All eyes are on the Biden-Ryan debate tonight. Our own Daniel Burke and David Gibson look at Catholic expectations for the so-called “Thrill in the Ville,” as the Danville, (Ky) locals call it.
David Brody at the Christian Broadcasting Network says Paul Ryan will need to "ooze empathy.”
And the Center for Applied Research in the Apostolate (CARA) at Georgetown University says the Catholic vote is too close to call.
We asked religious leaders to respond to the rise of the "nones" - and received some intriguing responses.
Abortion is back in the news. First, Mitt Romney seemed to say he has no plans to push for legislation limiting abortion.
Then, news broke that a Republican congressman from Tennessee with anti-abortion credentials urged an unnamed woman to find a "solution" so that he would not have to inform his wife that she was pregnant.
While we’re on the subject of culture wars, a Republican congressman who happens to serve on the House Committee on Science, Space, and Technology, drew fire after decrying evolution and the Big Bang theory as “lies from the pit of hell.”
Nearly 60 years later, Emory University has owned up to anti-Semitic discrimination by the now-defunct Emory School of Dentistry. Between 1948 and 1961, the school’s dean routinely flunked Jewish students.
Those anti-Muslim subway ads sponsored by New Yorker Pamela Geller have made their way to the DC Metro.
Are black churches entrenched in their anti-gay attitudes? Not in Maryland, say a bunch of commentators looking ahead to that state’s referendum on marriage equality.
RNS blogger Omid Safi points out that Pope Benedict XVI prayed in Arabic during a recent trip to Lebanon. His "Baarak Allah fi-kum,” is English for, “May Allah bless you all.”
Across the pond, a row has erupted over a priest banning yoga from a Southampton church hall because the class was "not compatible" with the Catholic faith. Didn’t Southern Baptist Al Mohler say much the same thing a few years ago?
French police officers investigating a group of young Islamic radicals have uncovered bomb-making materials, weapons and a list of Jewish institutions and their addresses.
Over in Mali, a senior U.N. official says radical Islamists who now control about two-thirds of the country are targeting women — demanding they cover their heads and restricting their ability to work, among other things.
Back in Toledo — Ohio, that is — David Yonke profiles a family with 25 children, some biological, most adopted.
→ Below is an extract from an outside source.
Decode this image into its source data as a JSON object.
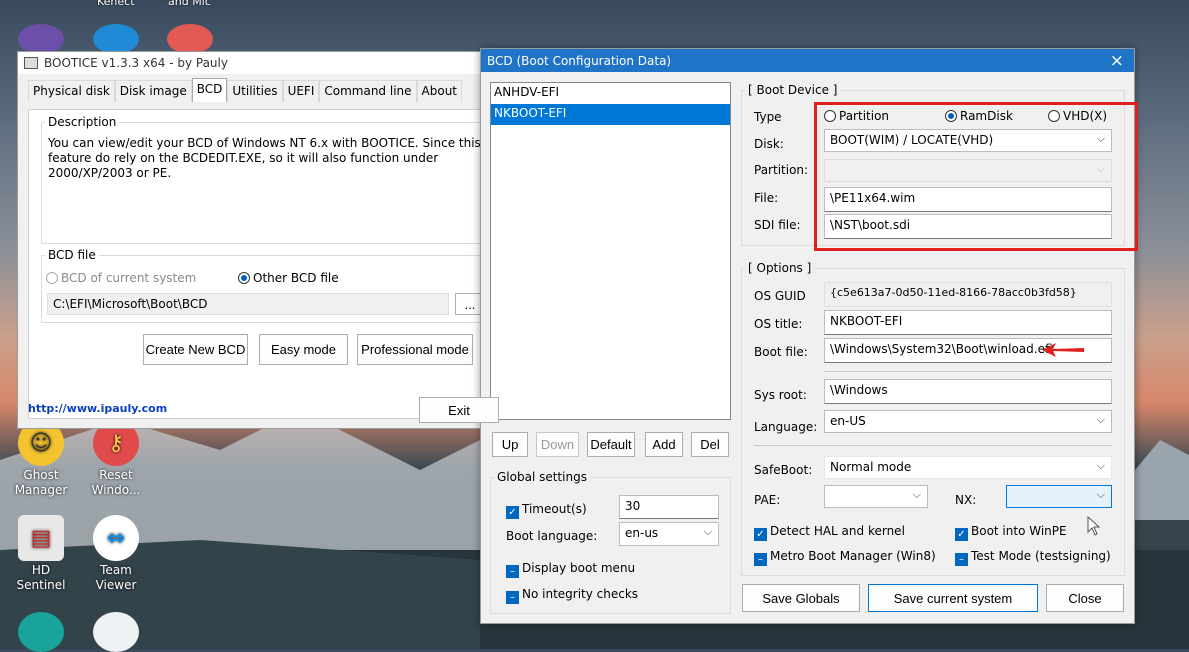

Finally, for all you numerology fans, today is a special day: It's 10-11-12. But as for weddings, looks like last year’s 11-11-11 was more popular. Of course, there’s always 12-12-12 to look forward to.